▸ **PROMPT**
Work through the listing below, copying each line that carries the word "icon".

▸ **DATASET CONTENT**
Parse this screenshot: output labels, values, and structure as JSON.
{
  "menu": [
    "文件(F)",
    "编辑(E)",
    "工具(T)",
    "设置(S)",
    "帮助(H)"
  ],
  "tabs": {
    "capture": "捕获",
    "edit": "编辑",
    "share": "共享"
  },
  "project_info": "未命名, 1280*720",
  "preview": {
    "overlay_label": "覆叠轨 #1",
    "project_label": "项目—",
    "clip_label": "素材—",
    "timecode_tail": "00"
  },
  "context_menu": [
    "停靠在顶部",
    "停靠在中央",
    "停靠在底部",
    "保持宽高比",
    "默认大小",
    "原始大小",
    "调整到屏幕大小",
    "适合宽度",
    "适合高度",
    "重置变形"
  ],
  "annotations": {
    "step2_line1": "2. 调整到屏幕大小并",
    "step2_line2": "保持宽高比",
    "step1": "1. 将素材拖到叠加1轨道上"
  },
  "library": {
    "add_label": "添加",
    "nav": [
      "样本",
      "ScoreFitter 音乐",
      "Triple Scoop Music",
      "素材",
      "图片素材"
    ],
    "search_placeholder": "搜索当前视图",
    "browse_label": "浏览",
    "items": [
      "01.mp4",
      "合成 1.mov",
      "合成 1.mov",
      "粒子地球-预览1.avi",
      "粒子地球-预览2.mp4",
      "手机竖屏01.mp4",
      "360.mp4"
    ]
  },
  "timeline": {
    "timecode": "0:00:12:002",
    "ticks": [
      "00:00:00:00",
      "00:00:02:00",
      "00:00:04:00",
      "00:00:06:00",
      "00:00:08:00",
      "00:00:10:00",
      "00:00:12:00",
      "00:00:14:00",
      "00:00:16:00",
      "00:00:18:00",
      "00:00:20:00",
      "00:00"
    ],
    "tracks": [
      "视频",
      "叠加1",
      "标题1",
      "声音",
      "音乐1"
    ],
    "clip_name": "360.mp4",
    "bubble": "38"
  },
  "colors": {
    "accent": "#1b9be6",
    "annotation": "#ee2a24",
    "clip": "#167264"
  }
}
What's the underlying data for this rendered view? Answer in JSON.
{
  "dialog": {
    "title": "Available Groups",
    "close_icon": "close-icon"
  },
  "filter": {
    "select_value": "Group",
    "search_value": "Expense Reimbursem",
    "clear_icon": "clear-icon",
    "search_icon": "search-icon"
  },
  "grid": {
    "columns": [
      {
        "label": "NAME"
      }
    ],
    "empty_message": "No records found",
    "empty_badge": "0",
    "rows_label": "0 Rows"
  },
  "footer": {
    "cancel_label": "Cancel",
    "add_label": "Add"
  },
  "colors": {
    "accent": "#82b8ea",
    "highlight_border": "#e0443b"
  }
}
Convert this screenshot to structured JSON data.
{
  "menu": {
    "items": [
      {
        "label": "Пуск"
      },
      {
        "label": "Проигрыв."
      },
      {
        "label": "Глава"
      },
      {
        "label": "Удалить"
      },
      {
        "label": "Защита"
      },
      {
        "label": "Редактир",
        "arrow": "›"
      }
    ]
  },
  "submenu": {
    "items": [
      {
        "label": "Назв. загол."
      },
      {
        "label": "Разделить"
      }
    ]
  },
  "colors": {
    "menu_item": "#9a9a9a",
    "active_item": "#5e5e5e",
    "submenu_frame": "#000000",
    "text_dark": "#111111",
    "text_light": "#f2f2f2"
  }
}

▸ **EXPECTED ANSWER**
    "close_icon": "close-icon"
    "clear_icon": "clear-icon",
    "search_icon": "search-icon"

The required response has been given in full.